┌────────

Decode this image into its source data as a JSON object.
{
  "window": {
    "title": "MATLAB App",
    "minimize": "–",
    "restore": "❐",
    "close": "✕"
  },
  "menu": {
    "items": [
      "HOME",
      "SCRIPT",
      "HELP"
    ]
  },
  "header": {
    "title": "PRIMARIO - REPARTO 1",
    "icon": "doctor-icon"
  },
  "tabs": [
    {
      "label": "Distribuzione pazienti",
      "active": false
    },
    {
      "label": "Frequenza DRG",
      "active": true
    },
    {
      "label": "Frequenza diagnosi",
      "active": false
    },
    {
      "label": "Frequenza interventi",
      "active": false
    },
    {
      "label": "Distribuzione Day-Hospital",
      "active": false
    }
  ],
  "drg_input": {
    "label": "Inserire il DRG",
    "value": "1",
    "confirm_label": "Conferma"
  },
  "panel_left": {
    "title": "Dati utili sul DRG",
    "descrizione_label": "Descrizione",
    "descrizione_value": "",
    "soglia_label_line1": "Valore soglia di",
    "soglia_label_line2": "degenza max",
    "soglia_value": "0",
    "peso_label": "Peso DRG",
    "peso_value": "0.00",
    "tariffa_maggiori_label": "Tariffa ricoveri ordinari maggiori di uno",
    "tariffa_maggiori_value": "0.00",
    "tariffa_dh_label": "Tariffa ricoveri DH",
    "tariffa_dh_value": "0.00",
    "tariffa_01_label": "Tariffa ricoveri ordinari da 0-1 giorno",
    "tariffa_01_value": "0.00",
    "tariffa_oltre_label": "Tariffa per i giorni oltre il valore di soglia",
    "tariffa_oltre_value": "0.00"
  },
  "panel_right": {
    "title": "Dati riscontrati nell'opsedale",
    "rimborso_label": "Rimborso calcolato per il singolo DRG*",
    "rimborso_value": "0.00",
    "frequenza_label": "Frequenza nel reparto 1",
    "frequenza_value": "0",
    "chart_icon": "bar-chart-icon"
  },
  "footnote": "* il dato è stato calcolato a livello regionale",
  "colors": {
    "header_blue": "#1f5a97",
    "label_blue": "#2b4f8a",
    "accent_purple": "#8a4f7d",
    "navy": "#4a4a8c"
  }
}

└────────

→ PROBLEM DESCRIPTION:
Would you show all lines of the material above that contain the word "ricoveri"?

→ TASK SOLUTION:
    "tariffa_maggiori_label": "Tariffa ricoveri ordinari maggiori di uno",
    "tariffa_dh_label": "Tariffa ricoveri DH",
    "tariffa_01_label": "Tariffa ricoveri ordinari da 0-1 giorno",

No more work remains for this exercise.